We walk around and take measurements to determine whether the AP is providing adequate coverage. In other words, did the software correctly predict a good spot for the AP where we have at least -67 dBm and an SNR of at least 24?
Once we have gathered enough data, we move the AP on a Stick to the second location and take additional measurements. We continue to do this until we have placed the AP on a Stick at every location predicted by the software.
- The software takes all the data that we collected and stiches it together. Then we can compare it against the original prediction. If the coverage determined during the survey is adequate, then we can proceed with installation. If not, we must make changes to the design and take additional measurements. This might be an iterative process until we get it 100% correct.
- Once we have the system installed and operational, we perform a final survey to verify that the system is operating in accordance with the original plan.
We can also survey an existing Wi-Fi network to determine whether it is operating correctly. At the end of that survey, we will have a plan to correct any issues we found.

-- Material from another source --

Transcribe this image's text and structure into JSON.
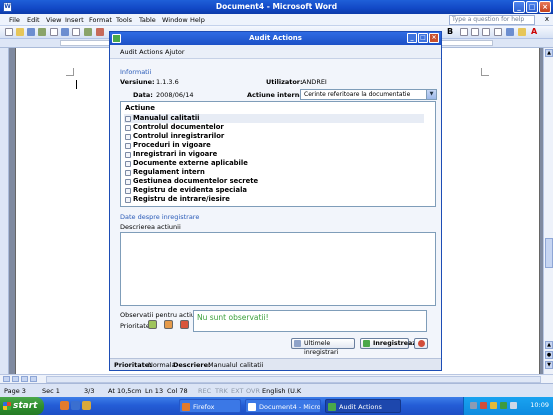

On the user’s side a Wi-Fi connection can fail if the user attempts to connect to the wrong SSID, if the user has entered the wrong passphrase, or if he has selected the wrong type of security. The user’s computer and the Wi-Fi network must agree to the same security setting. If not, this is known as an encryption protocol mismatch.
Typically, a failure to connect will return a generic error on the user’s device but may return a more detailed error to the network administrator.
We should verify that the credentials are correct. We should attempt to clear or forget saved Wi-Fi networks and credentials. We should also update the network adapter drivers on the client device.